Other important factors included whether the student estimated that disability staff had enough resources and which staff attitudes they had encountered. Students who had encountered a staff member who saw accessibility as a responsibility rather than a favour were 1.5 times more likely to have had all their support agreed and students who had encountered the attitude that access needs can change were 1.7 times more likely to have had all their support agreed.
According to our data, if students encounter these three factors: well-resourced disability staff, positive staff attitudes and somewhere to turn to appeal, they have an 86% likelihood of having all their support approved.
To increase the number of students who have the support they need approved, we recommend that universities:
- Resource Disability Services to provide support tailored to the individual students, rather than tick box adjustments.
- Train disability staff in disability law to ensure that they see accessibility as a responsibility.
- Have a policy of taking a flexible approach to support and following up with students after support has been agreed to enquire about whether their support needs have changed.
- Ensure that Disability Services have a clearly signposted process of appeal in place, so that students who have an adjustment rejected have somewhere to turn.
- Create a process whereby each student who has a requested adjustment rejected is given a reason in writing.
3. Disabled students need to have the approved support implemented
Currently 36% of students who have had any support approved by their university have all that support put in place. This figure is particularly low among students from a low socioeconomic background (29%). 70% of students state that they go without agreed adjustments because it takes too long to follow up and ensure it is implemented.
The biggest predictors of having support put in place relate to internal communication, staff training and clear structures of responsibility:
- Students who reported that everyone who needed to be informed about their adjustment has been quickly informed they were 4.6 times more likely to have the support implemented

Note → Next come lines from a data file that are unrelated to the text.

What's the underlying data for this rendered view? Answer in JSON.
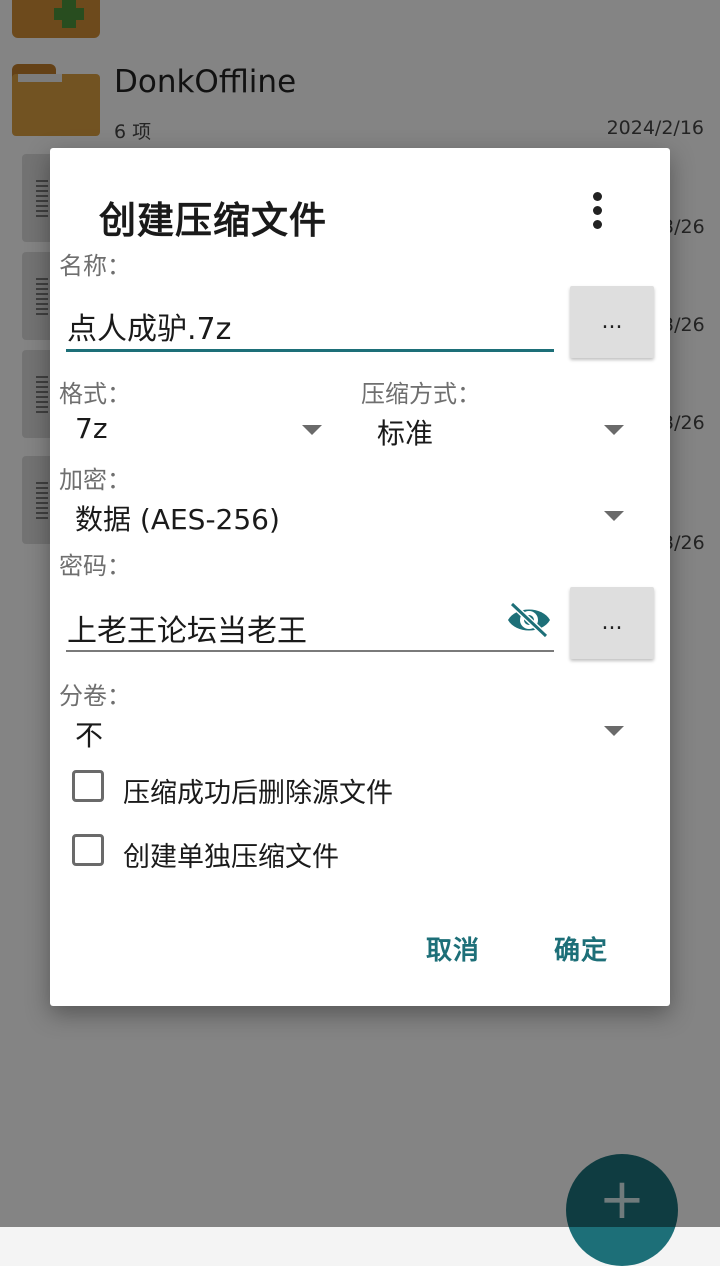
{
  "background": {
    "folder": {
      "name": "DonkOffline",
      "count": "6 项",
      "date": "2024/2/16"
    },
    "file_dates": [
      "3/26",
      "3/26",
      "3/26",
      "3/26"
    ],
    "fab_icon": "plus-icon"
  },
  "dialog": {
    "title": "创建压缩文件",
    "menu_icon": "more-vert-icon",
    "name": {
      "label": "名称：",
      "value": "点人成驴.7z",
      "browse_label": "..."
    },
    "format": {
      "label": "格式：",
      "value": "7z"
    },
    "compression": {
      "label": "压缩方式：",
      "value": "标准"
    },
    "encryption": {
      "label": "加密：",
      "value": "数据 (AES-256)"
    },
    "password": {
      "label": "密码：",
      "value": "上老王论坛当老王",
      "visibility_icon": "eye-off-icon",
      "browse_label": "..."
    },
    "split": {
      "label": "分卷：",
      "value": "不"
    },
    "checkboxes": [
      {
        "label": "压缩成功后删除源文件",
        "checked": false
      },
      {
        "label": "创建单独压缩文件",
        "checked": false
      }
    ],
    "actions": {
      "cancel": "取消",
      "ok": "确定"
    },
    "accent_color": "#1d6f78"
  }
}
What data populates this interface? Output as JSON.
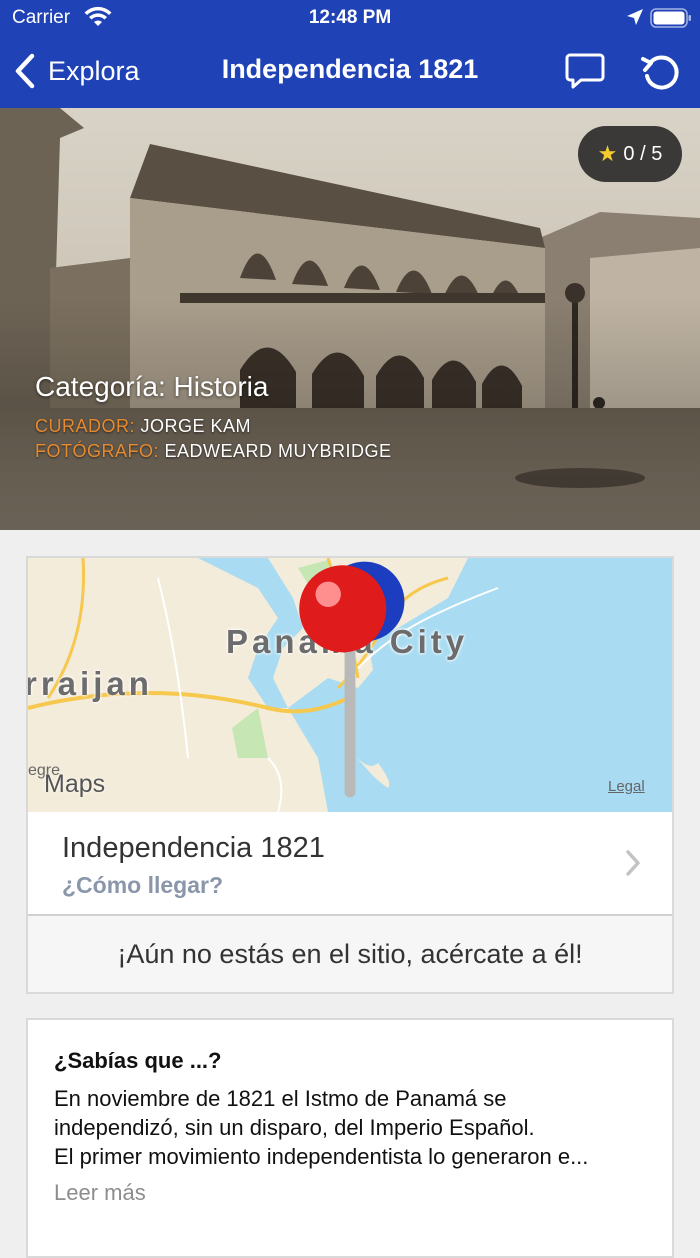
{
  "status_bar": {
    "carrier": "Carrier",
    "time": "12:48 PM"
  },
  "nav": {
    "back_label": "Explora",
    "title": "Independencia 1821",
    "icons": [
      "chevron-left-icon",
      "comment-icon",
      "refresh-icon"
    ]
  },
  "hero": {
    "rating": "0 / 5",
    "category": "Categoría: Historia",
    "curator_key": "CURADOR:",
    "curator_value": "JORGE KAM",
    "photographer_key": "FOTÓGRAFO:",
    "photographer_value": "EADWEARD MUYBRIDGE"
  },
  "map": {
    "city_label": "Panama City",
    "town_label": "rraijan",
    "town2_label": "egre",
    "logo": "Maps",
    "legal": "Legal"
  },
  "route": {
    "title": "Independencia 1821",
    "subtitle": "¿Cómo llegar?"
  },
  "notice": "¡Aún no estás en el sitio, acércate a él!",
  "info": {
    "title": "¿Sabías que ...?",
    "lines": [
      "En noviembre de 1821 el Istmo de Panamá se",
      "independizó, sin un disparo, del Imperio Español.",
      "El primer movimiento independentista lo generaron e..."
    ],
    "more": "Leer más"
  },
  "colors": {
    "nav_bg": "#1f42b6",
    "accent_orange": "#e58a2f",
    "link_gray": "#8a96aa",
    "water": "#a9dcf2"
  }
}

- Students who reported that staff members who did not have disability as their primary job were knowledgeable about how to implement adjustments were 3 times more likely to have the support implemented
- Students who felt that staff members prioritised their wellbeing were 3.4 times more likely to have the support implemented
- Students who did not feel that they were being pushed from person to person were 2.9 times more likely to have their support implemented.
Students for whom all of the factors above were true, had an 82% chance of having all agreed support put in place. 40% of students have had someone check up on whether the agreed adjustments have put in place, increasing their likelihood of having all support implemented by 59%.
To increase the number of students who have their agreed support implemented, we recommend that universities:
- Have a clear communication system between Disability Services and implementing staff. Many universities use an online list of a student’s adjustments but the correct staff members are not always notified of the need to check this list or how to do so.
- Train academic and administrative staff outside of Disability Services in the implementation of reasonable adjustments, how to access students’ lists of adjustments and who to contact if issues arise.
- Ensure that academic departments have structures defining who is responsible for which access needs to ensure that students are not pushed from person to person.
- Conduct training and campaigns to improve decentralised staff attitudes toward wellbeing generally and disability specifically.
- Ensure that academic staff have enough time and support for their own work that they are able to appropriately support students.
- Have a policy of Disability Services following up with students and staff after support has been agreed to enquire about whether their support has been implemented.